- Skin tans easily
Skin Type IV
- Olive-colored skin or light brown
- No freckles
- Dark brown hair and brown eyes
- Exposure to UV radiation leads to sunburn within fifty minutes
- Skin quickly tans to a deep color
Skin Type V
- Skin is dark brown
- Dark brown or black hair
- Eyes are dark brown
- UV radiation leads to sunburn with more than sixty minutes of exposure
- Skin doesn't become darker
Skin Type VI
- Skin is dark brown or black
- Black hair
- Dark brown eyes
- Exposure to UV radiation leads to sunburn after more than sixty minutes
- Skin doesn't become darker
Sun Exposure Pros and Cons
This doesn't mean there's nothing good to be gained by playing in the summer sun. UV light can be harmful, but it has a good side, as well. Let's look at some pros and cons.
- The cycle of sunlight and darkness triggers the release of hormones. Sunlight triggers the release of serotonin in your brain. This hormone boosts moods and works to keep us calm and focused. At night, darkness triggers the release of melatonin, a hormone that helps you sleep.
- Exposure of the skin to UVB creates vitamin D, which is necessary for healthy bones. Low vitamin D levels are linked to rickets, osteoporosis, and osteomalacia.
- A moderate amount of sunlight may have preventive benefits against some forms of cancer, such as colon cancer, ovarian cancer, and Hodgkin's lymphoma.
- Light therapy may help treat certain skin conditions, such as psoriasis, jaundice, eczema, and acne.
- Serotonin levels drop without exposure to the sun. Low levels of this hormone put a person at higher risk for major depression with seasonal patterns.
- Excess exposure to sunlight may contribute to skin cancer

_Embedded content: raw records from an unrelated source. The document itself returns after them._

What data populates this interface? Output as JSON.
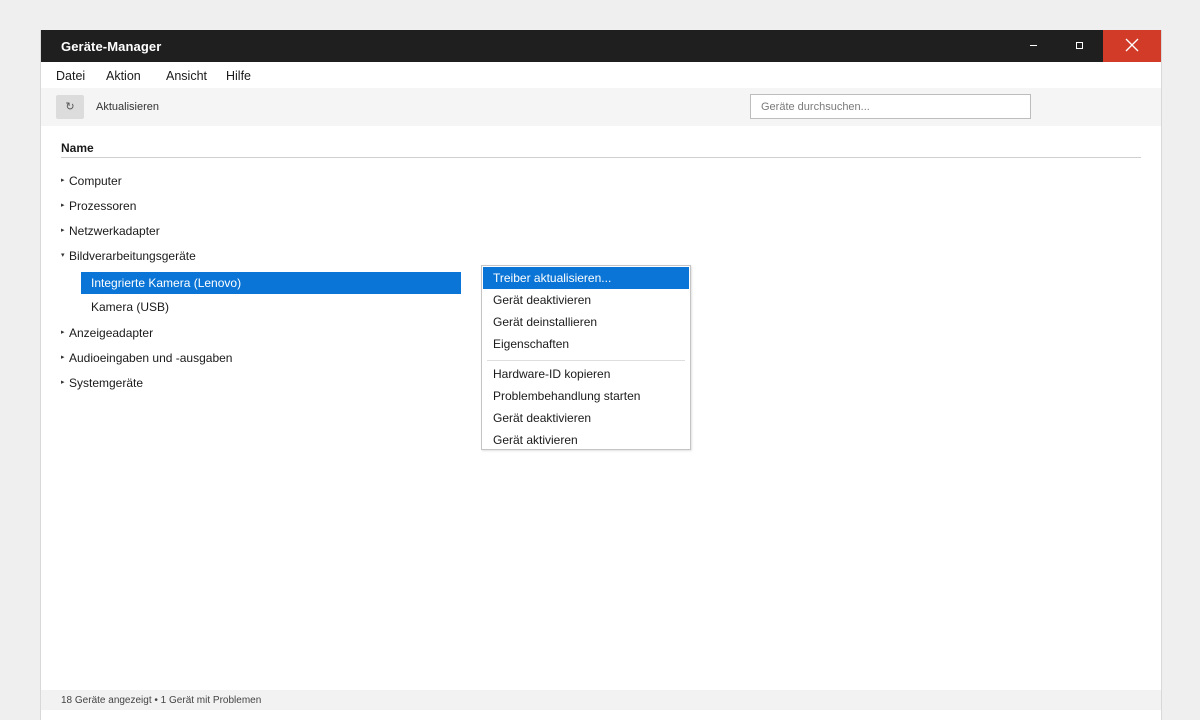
{
  "window": {
    "title": "Geräte-Manager",
    "controls": {
      "minimize": "minimize-icon",
      "maximize": "maximize-icon",
      "close": "close-icon"
    },
    "close_color": "#d13b28"
  },
  "menubar": {
    "items": [
      "Datei",
      "Aktion",
      "Ansicht",
      "Hilfe"
    ]
  },
  "toolbar": {
    "refresh_icon": "↻",
    "refresh_label": "Aktualisieren",
    "search_placeholder": "Geräte durchsuchen...",
    "search_value": ""
  },
  "list": {
    "column_header": "Name",
    "categories": [
      {
        "label": "Computer",
        "expanded": false
      },
      {
        "label": "Prozessoren",
        "expanded": false
      },
      {
        "label": "Netzwerkadapter",
        "expanded": false
      },
      {
        "label": "Bildverarbeitungsgeräte",
        "expanded": true,
        "children": [
          {
            "label": "Integrierte Kamera (Lenovo)",
            "selected": true
          },
          {
            "label": "Kamera (USB)",
            "selected": false
          }
        ]
      },
      {
        "label": "Anzeigeadapter",
        "expanded": false
      },
      {
        "label": "Audioeingaben und -ausgaben",
        "expanded": false
      },
      {
        "label": "Systemgeräte",
        "expanded": false
      }
    ],
    "collapsed_marker": "▸",
    "expanded_marker": "▾"
  },
  "context_menu": {
    "items": [
      "Treiber aktualisieren...",
      "Gerät deaktivieren",
      "Gerät deinstallieren",
      "Eigenschaften",
      "Hardware-ID kopieren",
      "Problembehandlung starten",
      "Gerät deaktivieren",
      "Gerät aktivieren"
    ],
    "highlighted_index": 0
  },
  "statusbar": {
    "text": "18 Geräte angezeigt • 1 Gerät mit Problemen"
  },
  "colors": {
    "selection": "#0a75d6",
    "titlebar": "#1f1f1f"
  }
}
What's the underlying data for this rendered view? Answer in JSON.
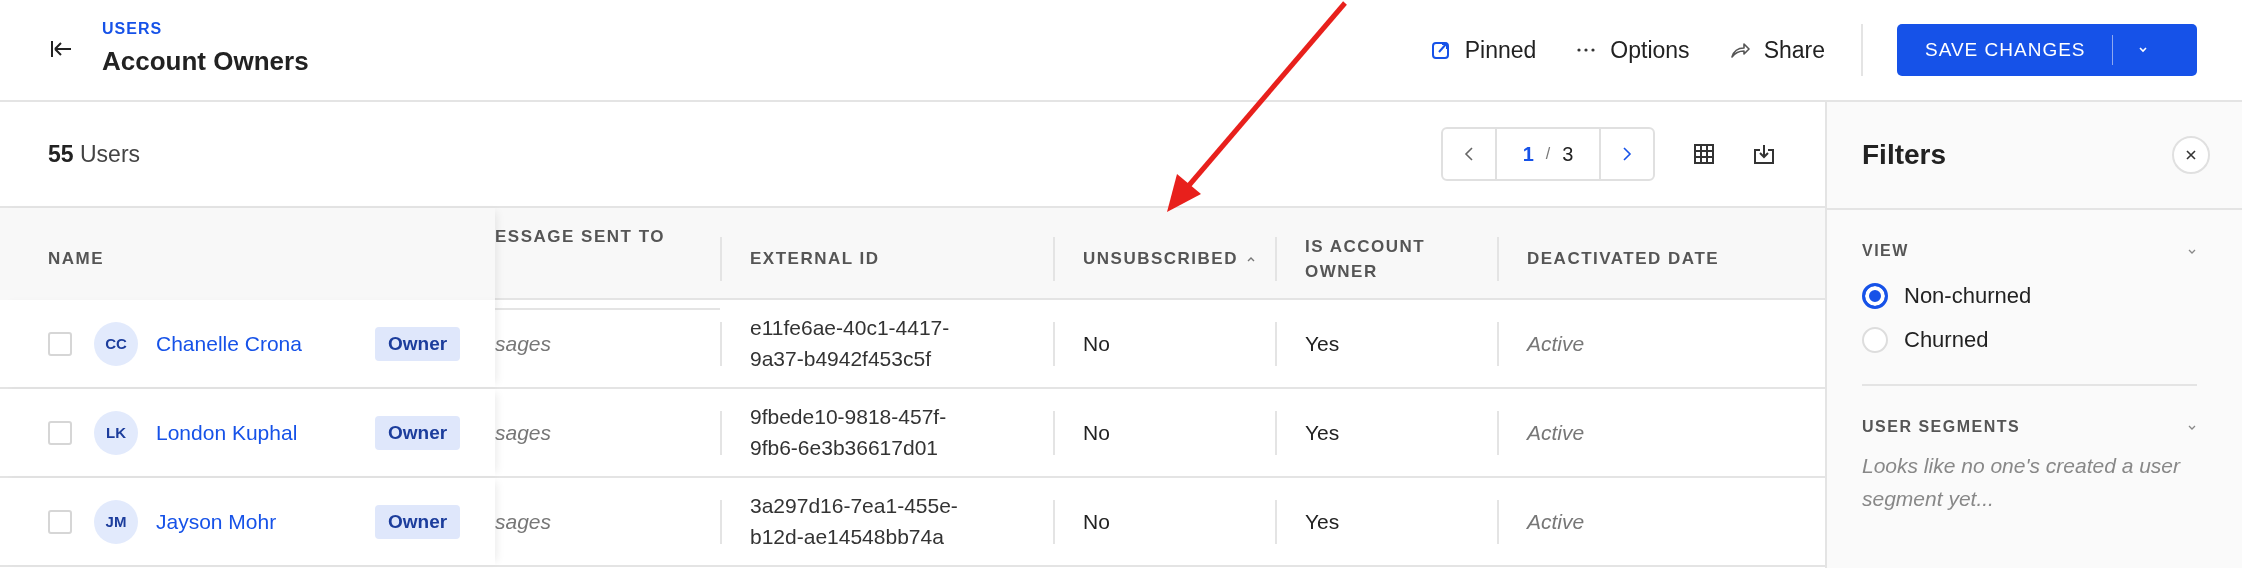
{
  "header": {
    "breadcrumb": "USERS",
    "title": "Account Owners",
    "actions": [
      {
        "kind": "pin",
        "label": "Pinned"
      },
      {
        "kind": "more",
        "label": "Options"
      },
      {
        "kind": "share",
        "label": "Share"
      }
    ],
    "save_button": "SAVE CHANGES"
  },
  "summary": {
    "count": "55",
    "label": "Users"
  },
  "pager": {
    "current": "1",
    "separator": "/",
    "total": "3"
  },
  "table": {
    "columns": [
      {
        "label": "NAME",
        "sorted": false
      },
      {
        "label": "ESSAGE SENT TO",
        "sorted": false
      },
      {
        "label": "EXTERNAL ID",
        "sorted": false
      },
      {
        "label": "UNSUBSCRIBED",
        "sorted": true
      },
      {
        "label": "IS ACCOUNT OWNER",
        "sorted": false
      },
      {
        "label": "DEACTIVATED DATE",
        "sorted": false
      }
    ],
    "rows": [
      {
        "checked": false,
        "initials": "CC",
        "name": "Chanelle Crona",
        "badge": "Owner",
        "message": "sages",
        "external_id": "e11fe6ae-40c1-4417-9a37-b4942f453c5f",
        "unsubscribed": "No",
        "is_owner": "Yes",
        "deactivated": "Active"
      },
      {
        "checked": false,
        "initials": "LK",
        "name": "London Kuphal",
        "badge": "Owner",
        "message": "sages",
        "external_id": "9fbede10-9818-457f-9fb6-6e3b36617d01",
        "unsubscribed": "No",
        "is_owner": "Yes",
        "deactivated": "Active"
      },
      {
        "checked": false,
        "initials": "JM",
        "name": "Jayson Mohr",
        "badge": "Owner",
        "message": "sages",
        "external_id": "3a297d16-7ea1-455e-b12d-ae14548bb74a",
        "unsubscribed": "No",
        "is_owner": "Yes",
        "deactivated": "Active"
      }
    ]
  },
  "filters": {
    "title": "Filters",
    "sections": [
      {
        "title": "VIEW",
        "expanded": true,
        "options": [
          {
            "label": "Non-churned",
            "selected": true
          },
          {
            "label": "Churned",
            "selected": false
          }
        ]
      },
      {
        "title": "USER SEGMENTS",
        "expanded": true,
        "note": "Looks like no one's created a user segment yet..."
      }
    ]
  }
}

- Excessive UV radiation causes premature aging in the skin, cause it to become thick, leathery, and wrinkled. About 90% of visible changes in the skin seen with aging are caused by exposure to the sun.
- Development of actinic keratosis. These skin growths appear on areas exposed to the sun, such as the face, hands, forearms, and neck. They appear as reddish, raised, rough-textured growths and are usually pre-cancerous.
- Excessive sun exposure can damage the eyes. Cataracts can develop, causing a loss of transparency in the lens of the eye. Left untreated, blindness can result.
Have Fun While Avoiding Sun Damage
Everything isn't doom and gloom when it comes to fun in the sun. There are many easy-to-follow tips and tricks that let you avoid damage from the sun while still enjoying an active outdoor life.
- Shade your face, neck, and ears with a wide-brim hat. Sun visors and baseball caps afford inadequate protection.
- Make certain your sunglasses block UV radiation to protect your eyes and the skin around them.
- Sunscreen, sunscreen, and sunscreen! Use products with a minimum sun protection factor (SPF) of 15. Apply to uncovered skin at least 30 minutes before going outside, reapplying every two hours or after swimming or sweating.
- Wear dark fabrics that are tightly woven. Choose long sleeves, long skirts, and long pants. Pick fabrics that are rated with an ultraviolet protection factor (UPF.)
- If long sleeves, etc., aren't practical, wear a beach cover-up or a t-shirt. Make sure the t-shirt is dry; it provides more UV protection than a wet one.
"Summertime, and the Living Is Easy"
Yes, Ella Fitzgerald had it right. Living in the summertime can be easy and fun, even with the risks faced by excessive sun exposure. All it takes to overcome the damper on summer's escapades that UV radiation poses is a bit of education, a little preparation, and a few changes in behavior. All are minor inconveniences that are a small price to pay when the surf is up!